• Exercise:
Reproduce all of the data, making sure that no line differs from the original.

Dataset rows describing interfaces
*** Block opens ***
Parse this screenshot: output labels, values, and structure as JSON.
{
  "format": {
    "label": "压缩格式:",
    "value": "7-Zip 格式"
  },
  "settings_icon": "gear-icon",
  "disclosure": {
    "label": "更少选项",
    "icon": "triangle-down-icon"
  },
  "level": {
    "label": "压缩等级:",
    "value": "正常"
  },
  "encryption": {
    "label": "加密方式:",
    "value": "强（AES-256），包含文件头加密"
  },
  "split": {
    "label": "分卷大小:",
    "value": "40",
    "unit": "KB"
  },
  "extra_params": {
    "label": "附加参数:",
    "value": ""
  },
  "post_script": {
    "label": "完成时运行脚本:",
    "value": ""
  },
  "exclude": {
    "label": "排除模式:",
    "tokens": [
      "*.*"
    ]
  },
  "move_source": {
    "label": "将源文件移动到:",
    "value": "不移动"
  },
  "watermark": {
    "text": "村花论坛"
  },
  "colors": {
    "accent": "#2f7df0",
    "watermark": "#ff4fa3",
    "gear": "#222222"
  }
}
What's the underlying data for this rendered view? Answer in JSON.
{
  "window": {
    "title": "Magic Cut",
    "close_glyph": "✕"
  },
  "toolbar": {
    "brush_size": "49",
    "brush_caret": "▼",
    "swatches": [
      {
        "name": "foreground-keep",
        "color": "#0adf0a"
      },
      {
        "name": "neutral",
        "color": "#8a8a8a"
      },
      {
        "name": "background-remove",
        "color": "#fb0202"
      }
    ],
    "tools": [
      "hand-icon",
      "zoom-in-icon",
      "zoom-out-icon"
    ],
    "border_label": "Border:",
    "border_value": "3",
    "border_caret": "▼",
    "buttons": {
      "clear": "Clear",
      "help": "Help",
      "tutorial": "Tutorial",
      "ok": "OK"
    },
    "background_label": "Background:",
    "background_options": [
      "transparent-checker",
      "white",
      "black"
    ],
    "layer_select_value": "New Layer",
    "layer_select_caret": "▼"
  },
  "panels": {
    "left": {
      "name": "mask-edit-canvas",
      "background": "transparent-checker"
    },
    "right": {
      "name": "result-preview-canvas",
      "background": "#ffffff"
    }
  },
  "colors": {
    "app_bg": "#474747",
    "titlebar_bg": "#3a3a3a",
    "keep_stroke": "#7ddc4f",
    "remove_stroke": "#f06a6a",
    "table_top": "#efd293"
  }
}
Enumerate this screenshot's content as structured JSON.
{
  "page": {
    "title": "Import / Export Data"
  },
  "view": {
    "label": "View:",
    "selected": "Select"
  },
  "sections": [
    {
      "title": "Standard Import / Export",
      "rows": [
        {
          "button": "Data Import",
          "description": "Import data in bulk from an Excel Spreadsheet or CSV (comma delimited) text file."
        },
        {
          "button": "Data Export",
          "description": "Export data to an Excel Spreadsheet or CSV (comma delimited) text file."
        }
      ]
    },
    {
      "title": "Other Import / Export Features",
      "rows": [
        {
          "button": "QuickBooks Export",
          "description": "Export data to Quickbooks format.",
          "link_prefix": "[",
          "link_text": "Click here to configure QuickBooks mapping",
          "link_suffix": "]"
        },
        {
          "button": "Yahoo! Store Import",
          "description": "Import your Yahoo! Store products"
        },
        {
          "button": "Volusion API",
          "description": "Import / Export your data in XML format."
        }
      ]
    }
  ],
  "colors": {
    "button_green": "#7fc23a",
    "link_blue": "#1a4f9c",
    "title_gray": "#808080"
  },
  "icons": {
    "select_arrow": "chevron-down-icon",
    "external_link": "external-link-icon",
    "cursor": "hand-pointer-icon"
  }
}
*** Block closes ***
• Result:
Parse this screenshot: output labels, values, and structure as JSON.
{
  "format": {
    "label": "压缩格式:",
    "value": "7-Zip 格式"
  },
  "settings_icon": "gear-icon",
  "disclosure": {
    "label": "更少选项",
    "icon": "triangle-down-icon"
  },
  "level": {
    "label": "压缩等级:",
    "value": "正常"
  },
  "encryption": {
    "label": "加密方式:",
    "value": "强（AES-256），包含文件头加密"
  },
  "split": {
    "label": "分卷大小:",
    "value": "40",
    "unit": "KB"
  },
  "extra_params": {
    "label": "附加参数:",
    "value": ""
  },
  "post_script": {
    "label": "完成时运行脚本:",
    "value": ""
  },
  "exclude": {
    "label": "排除模式:",
    "tokens": [
      "*.*"
    ]
  },
  "move_source": {
    "label": "将源文件移动到:",
    "value": "不移动"
  },
  "watermark": {
    "text": "村花论坛"
  },
  "colors": {
    "accent": "#2f7df0",
    "watermark": "#ff4fa3",
    "gear": "#222222"
  }
}
What's the underlying data for this rendered view? Answer in JSON.
{
  "window": {
    "title": "Magic Cut",
    "close_glyph": "✕"
  },
  "toolbar": {
    "brush_size": "49",
    "brush_caret": "▼",
    "swatches": [
      {
        "name": "foreground-keep",
        "color": "#0adf0a"
      },
      {
        "name": "neutral",
        "color": "#8a8a8a"
      },
      {
        "name": "background-remove",
        "color": "#fb0202"
      }
    ],
    "tools": [
      "hand-icon",
      "zoom-in-icon",
      "zoom-out-icon"
    ],
    "border_label": "Border:",
    "border_value": "3",
    "border_caret": "▼",
    "buttons": {
      "clear": "Clear",
      "help": "Help",
      "tutorial": "Tutorial",
      "ok": "OK"
    },
    "background_label": "Background:",
    "background_options": [
      "transparent-checker",
      "white",
      "black"
    ],
    "layer_select_value": "New Layer",
    "layer_select_caret": "▼"
  },
  "panels": {
    "left": {
      "name": "mask-edit-canvas",
      "background": "transparent-checker"
    },
    "right": {
      "name": "result-preview-canvas",
      "background": "#ffffff"
    }
  },
  "colors": {
    "app_bg": "#474747",
    "titlebar_bg": "#3a3a3a",
    "keep_stroke": "#7ddc4f",
    "remove_stroke": "#f06a6a",
    "table_top": "#efd293"
  }
}
Enumerate this screenshot's content as structured JSON.
{
  "page": {
    "title": "Import / Export Data"
  },
  "view": {
    "label": "View:",
    "selected": "Select"
  },
  "sections": [
    {
      "title": "Standard Import / Export",
      "rows": [
        {
          "button": "Data Import",
          "description": "Import data in bulk from an Excel Spreadsheet or CSV (comma delimited) text file."
        },
        {
          "button": "Data Export",
          "description": "Export data to an Excel Spreadsheet or CSV (comma delimited) text file."
        }
      ]
    },
    {
      "title": "Other Import / Export Features",
      "rows": [
        {
          "button": "QuickBooks Export",
          "description": "Export data to Quickbooks format.",
          "link_prefix": "[",
          "link_text": "Click here to configure QuickBooks mapping",
          "link_suffix": "]"
        },
        {
          "button": "Yahoo! Store Import",
          "description": "Import your Yahoo! Store products"
        },
        {
          "button": "Volusion API",
          "description": "Import / Export your data in XML format."
        }
      ]
    }
  ],
  "colors": {
    "button_green": "#7fc23a",
    "link_blue": "#1a4f9c",
    "title_gray": "#808080"
  },
  "icons": {
    "select_arrow": "chevron-down-icon",
    "external_link": "external-link-icon",
    "cursor": "hand-pointer-icon"
  }
}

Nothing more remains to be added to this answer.